* [Website and app data records]

=== Section Start ===

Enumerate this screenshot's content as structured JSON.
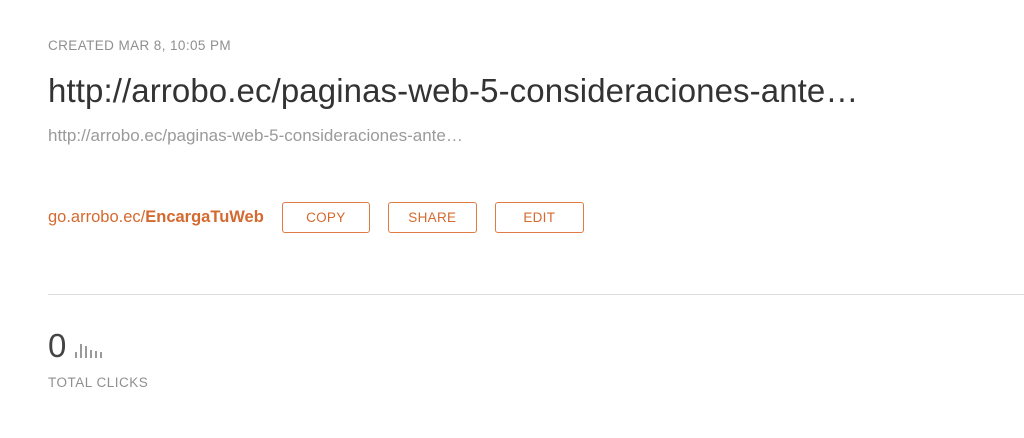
{
  "link": {
    "created": "CREATED MAR 8, 10:05 PM",
    "title": "http://arrobo.ec/paginas-web-5-consideraciones-ante…",
    "long_url": "http://arrobo.ec/paginas-web-5-consideraciones-ante…",
    "short_domain": "go.arrobo.ec/",
    "short_slug": "EncargaTuWeb"
  },
  "actions": {
    "copy_label": "COPY",
    "share_label": "SHARE",
    "edit_label": "EDIT"
  },
  "stats": {
    "clicks_count": "0",
    "clicks_label": "TOTAL CLICKS",
    "sparkline_icon": "bar-chart-icon",
    "sparkline_relative_levels": [
      0.45,
      1.0,
      0.85,
      0.6,
      0.5,
      0.4
    ]
  },
  "colors": {
    "accent": "#d46a2f",
    "text_dark": "#333333",
    "text_muted": "#8f8f8f",
    "divider": "#dcdcdc"
  }
}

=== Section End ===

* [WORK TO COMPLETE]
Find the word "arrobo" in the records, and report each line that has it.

* [WRITTEN ANSWER]
    "title": "http://arrobo.ec/paginas-web-5-consideraciones-ante…",
    "long_url": "http://arrobo.ec/paginas-web-5-consideraciones-ante…",
    "short_domain": "go.arrobo.ec/",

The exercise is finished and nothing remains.